BEGIN
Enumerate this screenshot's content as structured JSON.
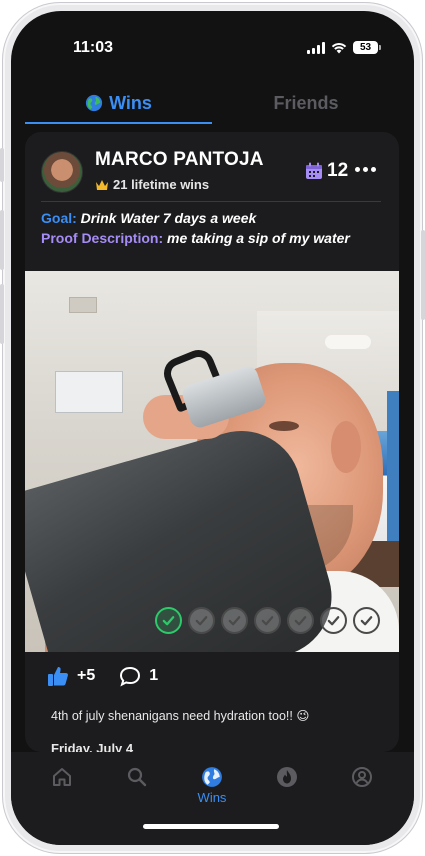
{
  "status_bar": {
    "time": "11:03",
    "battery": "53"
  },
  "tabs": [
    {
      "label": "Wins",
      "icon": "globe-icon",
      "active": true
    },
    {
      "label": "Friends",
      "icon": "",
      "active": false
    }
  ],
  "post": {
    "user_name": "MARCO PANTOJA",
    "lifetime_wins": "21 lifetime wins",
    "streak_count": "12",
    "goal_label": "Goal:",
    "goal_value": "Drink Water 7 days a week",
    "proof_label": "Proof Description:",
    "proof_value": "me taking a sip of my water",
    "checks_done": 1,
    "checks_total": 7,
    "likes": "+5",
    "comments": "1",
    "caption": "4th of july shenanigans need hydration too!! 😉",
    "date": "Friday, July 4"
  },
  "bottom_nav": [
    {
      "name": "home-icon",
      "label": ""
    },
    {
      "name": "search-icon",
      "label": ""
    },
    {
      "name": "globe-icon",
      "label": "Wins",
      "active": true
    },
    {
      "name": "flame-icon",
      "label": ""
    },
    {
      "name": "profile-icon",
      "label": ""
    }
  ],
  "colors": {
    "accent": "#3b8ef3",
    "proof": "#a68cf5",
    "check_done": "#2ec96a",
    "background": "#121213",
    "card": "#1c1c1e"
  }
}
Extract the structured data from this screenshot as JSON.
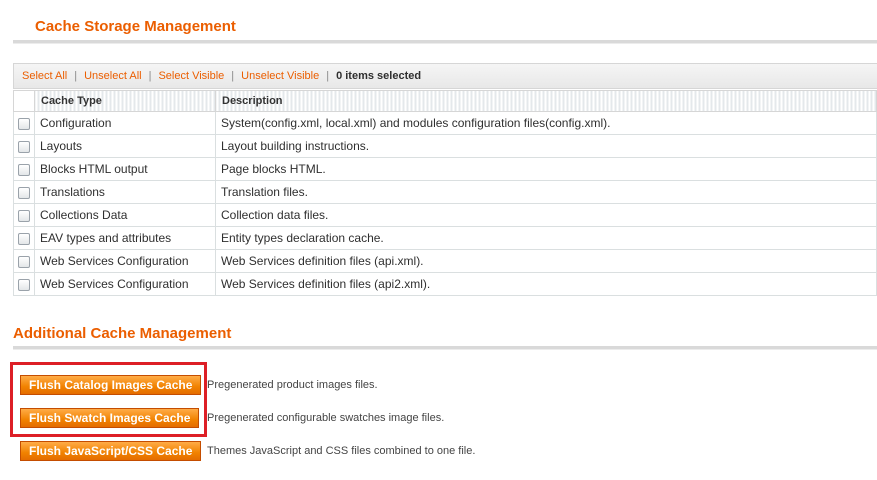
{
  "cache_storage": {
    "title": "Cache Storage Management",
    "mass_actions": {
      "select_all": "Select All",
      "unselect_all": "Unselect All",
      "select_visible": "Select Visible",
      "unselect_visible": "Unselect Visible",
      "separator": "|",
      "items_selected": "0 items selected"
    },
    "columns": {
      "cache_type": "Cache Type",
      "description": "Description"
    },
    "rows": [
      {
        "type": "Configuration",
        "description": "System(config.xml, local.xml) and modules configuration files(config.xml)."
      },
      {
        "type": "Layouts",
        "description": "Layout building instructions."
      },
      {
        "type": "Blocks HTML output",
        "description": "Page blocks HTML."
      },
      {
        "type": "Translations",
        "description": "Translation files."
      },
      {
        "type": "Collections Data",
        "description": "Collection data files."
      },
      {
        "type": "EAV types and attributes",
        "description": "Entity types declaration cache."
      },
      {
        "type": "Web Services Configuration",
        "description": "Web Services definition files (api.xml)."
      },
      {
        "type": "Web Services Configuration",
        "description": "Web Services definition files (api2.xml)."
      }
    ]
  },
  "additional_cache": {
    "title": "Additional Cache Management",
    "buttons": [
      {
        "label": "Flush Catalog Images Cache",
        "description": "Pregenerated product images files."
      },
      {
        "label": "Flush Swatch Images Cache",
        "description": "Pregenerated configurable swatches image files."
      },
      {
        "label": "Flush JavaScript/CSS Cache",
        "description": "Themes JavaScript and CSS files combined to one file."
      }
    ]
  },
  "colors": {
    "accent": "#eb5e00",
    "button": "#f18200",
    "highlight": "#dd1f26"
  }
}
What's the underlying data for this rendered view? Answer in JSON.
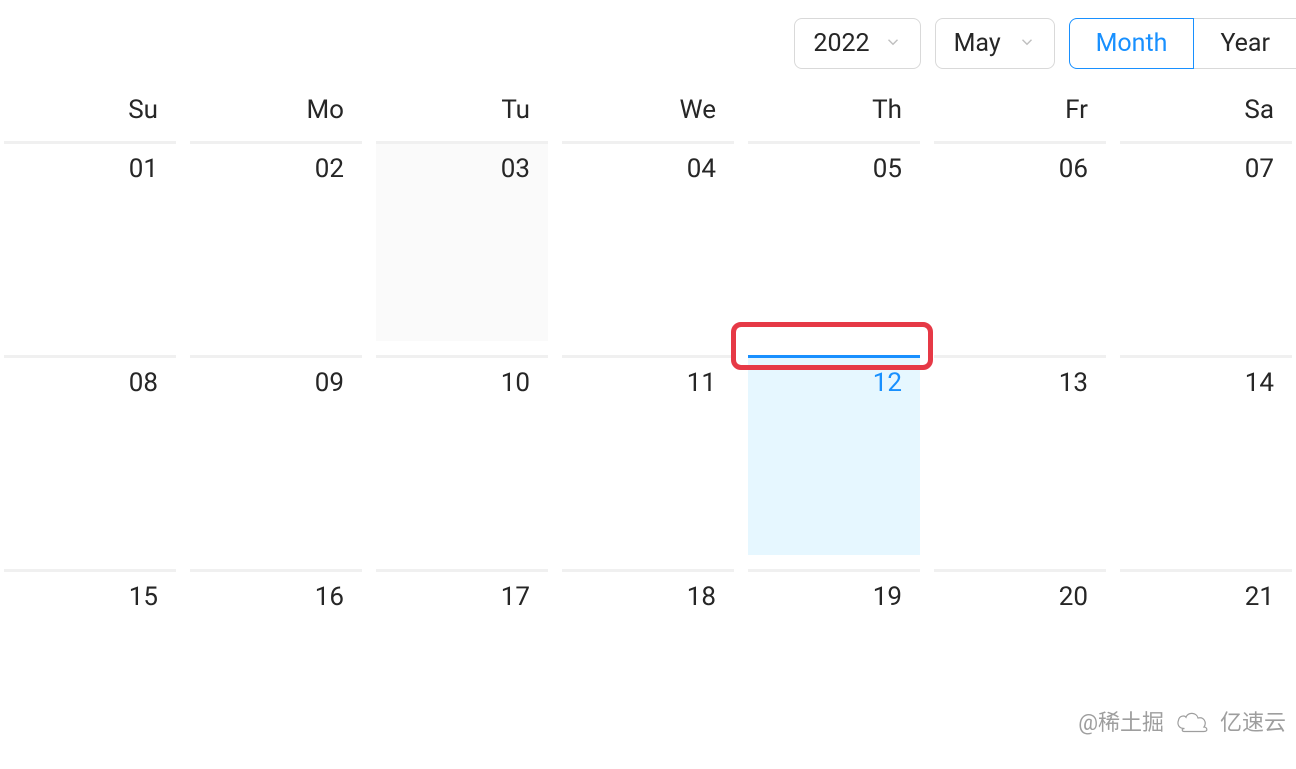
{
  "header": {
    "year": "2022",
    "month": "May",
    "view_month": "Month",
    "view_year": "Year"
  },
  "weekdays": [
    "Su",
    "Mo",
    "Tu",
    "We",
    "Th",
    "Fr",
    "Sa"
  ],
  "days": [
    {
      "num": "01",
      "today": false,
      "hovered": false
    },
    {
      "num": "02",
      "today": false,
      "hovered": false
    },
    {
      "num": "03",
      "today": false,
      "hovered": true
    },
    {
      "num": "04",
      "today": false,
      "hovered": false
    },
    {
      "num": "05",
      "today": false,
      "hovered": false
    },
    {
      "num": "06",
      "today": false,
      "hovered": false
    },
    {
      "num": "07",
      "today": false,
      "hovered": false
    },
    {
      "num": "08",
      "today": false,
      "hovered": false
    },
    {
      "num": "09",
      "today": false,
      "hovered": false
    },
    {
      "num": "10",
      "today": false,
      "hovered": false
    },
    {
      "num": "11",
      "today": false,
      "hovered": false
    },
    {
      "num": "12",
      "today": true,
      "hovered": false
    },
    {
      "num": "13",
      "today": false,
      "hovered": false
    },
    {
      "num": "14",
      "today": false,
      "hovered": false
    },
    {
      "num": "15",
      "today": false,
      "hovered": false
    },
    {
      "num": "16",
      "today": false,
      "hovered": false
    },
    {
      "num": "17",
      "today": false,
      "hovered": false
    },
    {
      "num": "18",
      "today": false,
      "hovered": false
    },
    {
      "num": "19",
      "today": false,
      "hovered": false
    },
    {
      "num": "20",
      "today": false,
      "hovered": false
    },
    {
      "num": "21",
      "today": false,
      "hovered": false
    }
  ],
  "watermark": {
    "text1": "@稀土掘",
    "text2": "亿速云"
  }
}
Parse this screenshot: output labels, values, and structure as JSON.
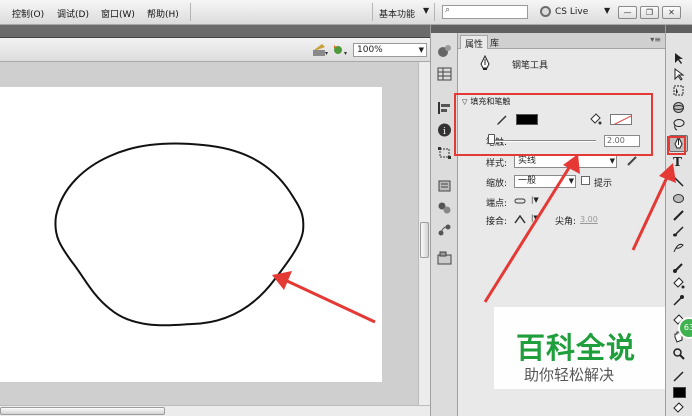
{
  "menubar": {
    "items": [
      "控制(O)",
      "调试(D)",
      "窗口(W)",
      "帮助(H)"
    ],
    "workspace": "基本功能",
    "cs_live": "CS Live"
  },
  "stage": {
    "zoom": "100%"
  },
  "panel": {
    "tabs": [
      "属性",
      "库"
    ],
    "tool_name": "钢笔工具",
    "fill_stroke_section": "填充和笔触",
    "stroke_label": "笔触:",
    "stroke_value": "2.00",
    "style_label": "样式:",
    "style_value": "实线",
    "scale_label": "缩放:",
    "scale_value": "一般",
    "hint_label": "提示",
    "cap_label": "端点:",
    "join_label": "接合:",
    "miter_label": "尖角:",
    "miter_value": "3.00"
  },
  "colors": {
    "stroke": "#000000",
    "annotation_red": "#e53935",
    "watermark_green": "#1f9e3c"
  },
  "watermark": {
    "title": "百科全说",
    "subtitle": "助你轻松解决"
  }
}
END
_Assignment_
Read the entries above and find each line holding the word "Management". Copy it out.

_Result of the exercise_
    "title": "Cache Storage Management",
    "title": "Additional Cache Management",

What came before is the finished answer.